Tuesday, November 2, 2010

Tools of the Trade

Coast Guard Dog Tag paining in progress

Righpen 213c

It’s pretty interesting how the style of painting and the materials that we choose to paint with really ends up governing how our studio runs. This recent string of miniature paintings and the effect that it had on my workspace is a great example of that. First, thanks to the generosity of the folks at Createx Colors, I have had the opportunity to use their Wicked Paint line in my monthly Intro to Airbrush classes and then throughout my studio. The paint is an ultra-high performance, multi-surface airbrush paint that comes in two pigment grinds. One line for more opaque coverage and one for more detailed airbrushing. The spray characteristics of both lines have proven to work well through my Richpen 213 airbrush.

Watercolor and Liner brushes
In these recent small paintings, I have been incorporating more and more traditional brush work. What I have found was that for my style of painting, my liner and watercolor brushes have worked the best. These colors are intended to be used through an airbrush so the dry time on the paint is lightning fast. Dry times like this are not always conducive with paint brush work. To counter this, I have used the Wicked Reducer mixed with a Retarder that is from the Createx Colors line. This has slowed the dry time enough to pull the lines and details I need from the paint.

One of the things that I have enjoyed about this paint is that once it is dry, it cannot be reactivated unlike Gouache, Watercolors or Urethanes. This makes it possible to add washes of color with a paint brush and not affect the layers below. This is important when it comes to blurring airbrush and paint brush strokes together for a more seamless painting.

The airbrush that is used with these paintings was also determined by the paint. Out of the bottle, these paints are vibrant and fairly heavy viscosity. Even with the reducer, they tend to hold a thickness that allows the slightly larger .3mm nozzle of the 213 to excel. Atomization of color through this brush allows me more control than my smaller .2mm airbrushes.

Frankenstein's Lab

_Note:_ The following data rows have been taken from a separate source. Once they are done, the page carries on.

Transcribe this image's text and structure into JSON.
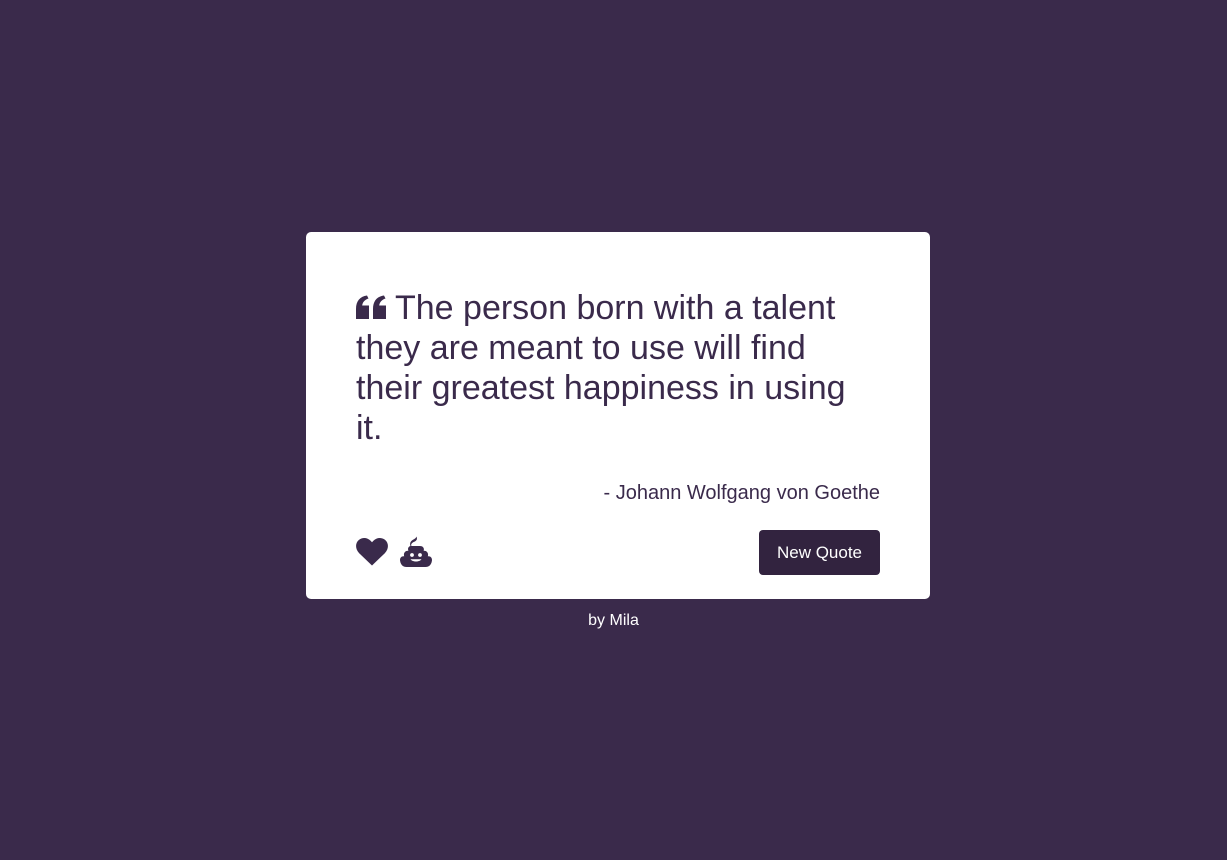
{
  "quote": {
    "text": "The person born with a talent they are meant to use will find their greatest happiness in using it.",
    "author": "- Johann Wolfgang von Goethe",
    "icon": "quote-left-icon"
  },
  "actions": {
    "like_icon": "heart-icon",
    "dislike_icon": "poop-icon",
    "new_quote_label": "New Quote"
  },
  "footer": {
    "credit": "by Mila"
  },
  "colors": {
    "background": "#3a2a4b",
    "card": "#ffffff",
    "text": "#3a2a4b",
    "button": "#32233f",
    "button_text": "#ffffff"
  }
}
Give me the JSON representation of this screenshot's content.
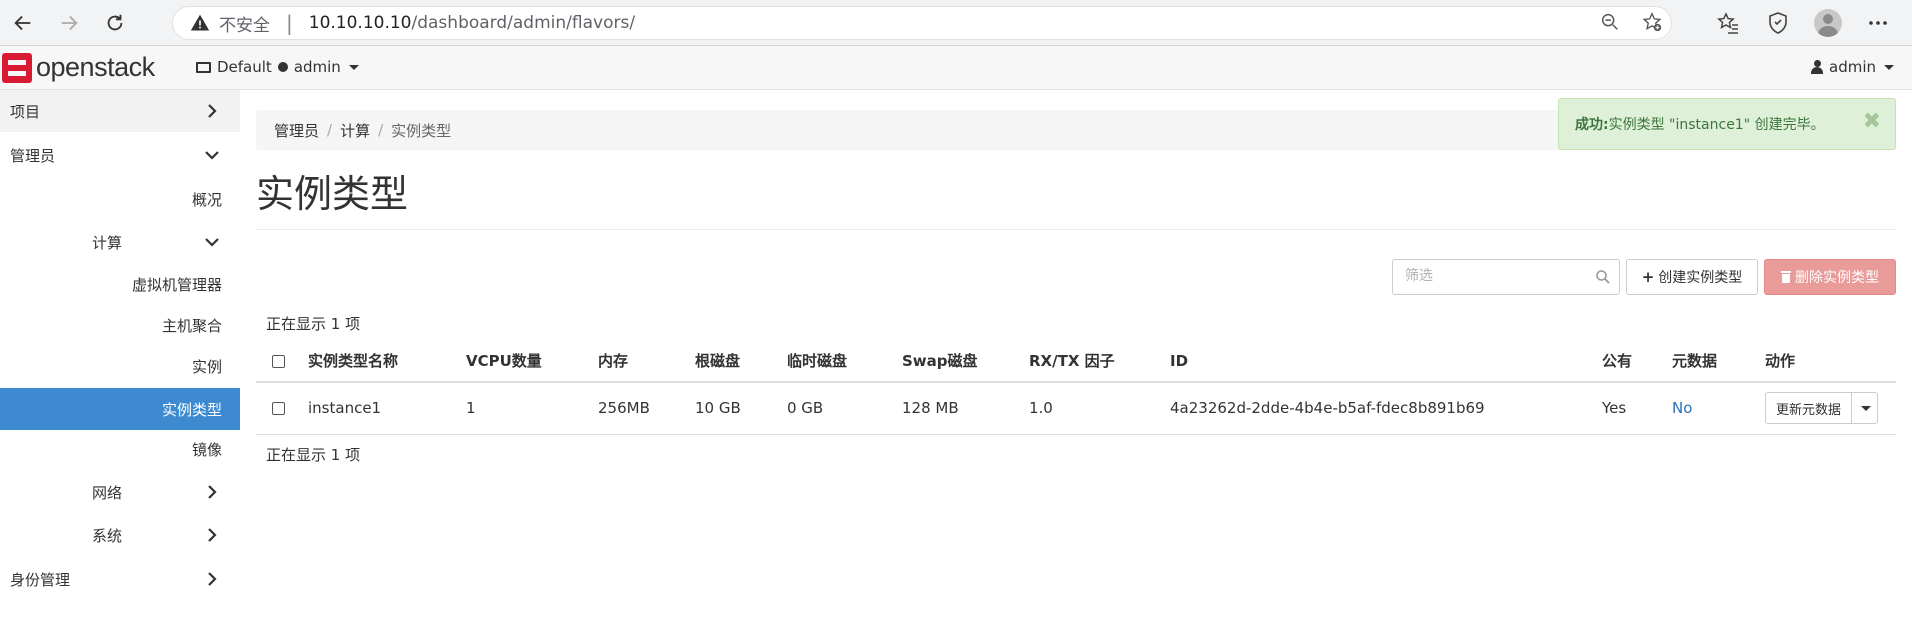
{
  "browser": {
    "insecure_label": "不安全",
    "separator": "|",
    "url_host": "10.10.10.10",
    "url_path": "/dashboard/admin/flavors/"
  },
  "topnav": {
    "logo_text": "openstack",
    "project_domain": "Default",
    "project_name": "admin",
    "user_name": "admin"
  },
  "sidebar": {
    "items": [
      {
        "label": "项目"
      },
      {
        "label": "管理员"
      },
      {
        "label": "概况"
      },
      {
        "label": "计算"
      },
      {
        "label": "虚拟机管理器"
      },
      {
        "label": "主机聚合"
      },
      {
        "label": "实例"
      },
      {
        "label": "实例类型"
      },
      {
        "label": "镜像"
      },
      {
        "label": "网络"
      },
      {
        "label": "系统"
      },
      {
        "label": "身份管理"
      }
    ]
  },
  "breadcrumb": {
    "items": [
      "管理员",
      "计算",
      "实例类型"
    ],
    "separator": "/"
  },
  "page": {
    "title": "实例类型",
    "filter_placeholder": "筛选",
    "create_button": "创建实例类型",
    "delete_button": "删除实例类型",
    "count_top": "正在显示 1 项",
    "count_bottom": "正在显示 1 项"
  },
  "table": {
    "headers": [
      "实例类型名称",
      "VCPU数量",
      "内存",
      "根磁盘",
      "临时磁盘",
      "Swap磁盘",
      "RX/TX 因子",
      "ID",
      "公有",
      "元数据",
      "动作"
    ],
    "rows": [
      {
        "name": "instance1",
        "vcpus": "1",
        "ram": "256MB",
        "root_disk": "10 GB",
        "ephemeral": "0 GB",
        "swap": "128 MB",
        "rxtx": "1.0",
        "id": "4a23262d-2dde-4b4e-b5af-fdec8b891b69",
        "public": "Yes",
        "metadata": "No",
        "action": "更新元数据"
      }
    ]
  },
  "alert": {
    "title": "成功:",
    "message": "实例类型 \"instance1\" 创建完毕。",
    "close": "✖"
  },
  "colors": {
    "accent": "#3d8ad0",
    "brand": "#da1a32",
    "danger_button": "#e89b98",
    "success_bg": "#dff0d8",
    "link": "#2a72b5"
  }
}
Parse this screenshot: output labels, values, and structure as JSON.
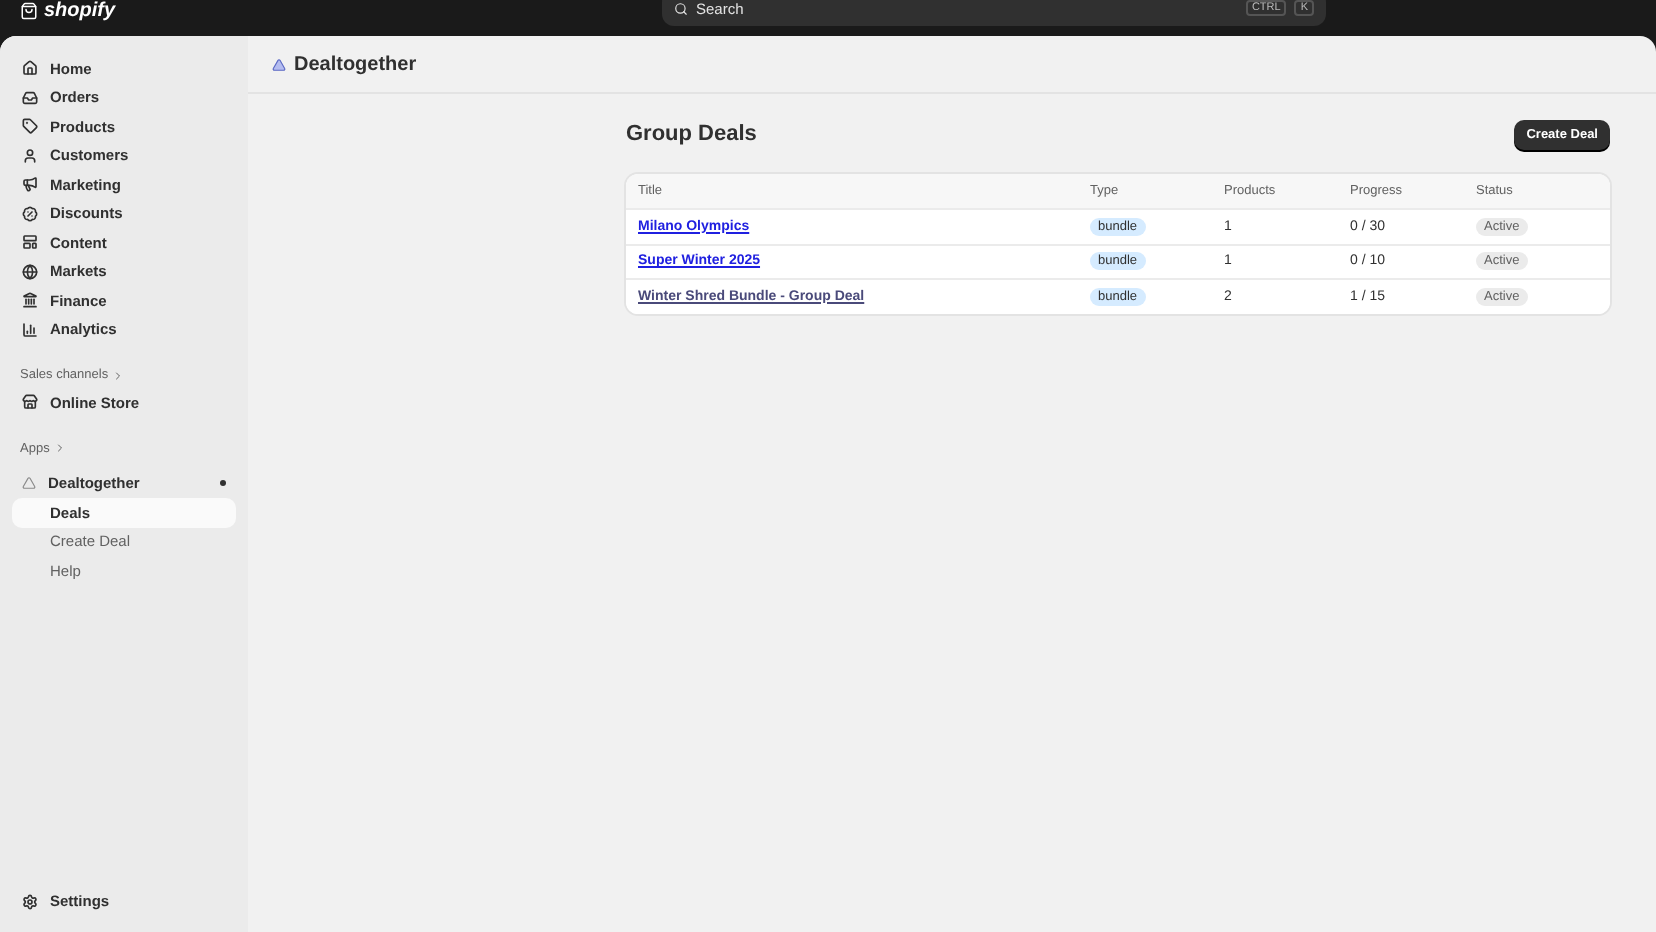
{
  "topbar": {
    "logo": "shopify",
    "search": {
      "placeholder": "Search"
    },
    "shortcut": [
      "CTRL",
      "K"
    ]
  },
  "sidebar": {
    "items": [
      {
        "label": "Home",
        "selected": false
      },
      {
        "label": "Orders",
        "selected": false
      },
      {
        "label": "Products",
        "selected": false
      },
      {
        "label": "Customers",
        "selected": false
      },
      {
        "label": "Marketing",
        "selected": false
      },
      {
        "label": "Discounts",
        "selected": false
      },
      {
        "label": "Content",
        "selected": false
      },
      {
        "label": "Markets",
        "selected": false
      },
      {
        "label": "Finance",
        "selected": false
      },
      {
        "label": "Analytics",
        "selected": false
      }
    ],
    "sales_channels": {
      "heading": "Sales channels",
      "items": [
        {
          "label": "Online Store"
        }
      ]
    },
    "apps": {
      "heading": "Apps",
      "app": {
        "label": "Dealtogether",
        "children": [
          {
            "label": "Deals",
            "selected": true
          },
          {
            "label": "Create Deal",
            "selected": false
          },
          {
            "label": "Help",
            "selected": false
          }
        ]
      }
    },
    "settings": "Settings"
  },
  "app_header": {
    "title": "Dealtogether"
  },
  "page": {
    "title": "Group Deals",
    "primary_action": "Create Deal",
    "table": {
      "columns": [
        "Title",
        "Type",
        "Products",
        "Progress",
        "Status"
      ],
      "rows": [
        {
          "title": "Milano Olympics",
          "visited": false,
          "type": "bundle",
          "products": "1",
          "progress": "0 / 30",
          "status": "Active"
        },
        {
          "title": "Super Winter 2025",
          "visited": false,
          "type": "bundle",
          "products": "1",
          "progress": "0 / 10",
          "status": "Active"
        },
        {
          "title": "Winter Shred Bundle - Group Deal",
          "visited": true,
          "type": "bundle",
          "products": "2",
          "progress": "1 / 15",
          "status": "Active"
        }
      ]
    }
  }
}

My workspace itself has also transformed with all these micro paintings. Proper lighting has always been the goal however now it has become paramount. Low light makes painting these kinds of details impossible. As a result, I have built two rails for my drafting table that can be slid in and out. The clip on goose neck lamps can now be positioned anywhere on the surface of the drafting table. These prototypes were made out of scrap wood yet they have proven to work well so now I will make them out of better wood and even add small storage spaces on them for commonly used tools.

Finally the framing of these small paintings have again determined a change in my workspace. Because of the paintings unique size and shape, I ended up working with my father to design a custom frame for them. My brother in law is fantastic with woodworking and made the first four prototypes which worked out perfectly. With the plans for the show in January and 10 new paintings looming, I made the decision to start collecting the tools to make the frames here as well to take the burden off him a little.
With all these adjustments in place, things have started to move together smoothly. Given that there are still several small paintings that need to be started and finished before the show in January…..smooth it just what I need right now!

Thanks for checking in this week!!

1 comment:

  1. Thank you for the info. It sounds pretty user friendly. I guess I’ll pick one up for fun. Thank u.

    Air Tools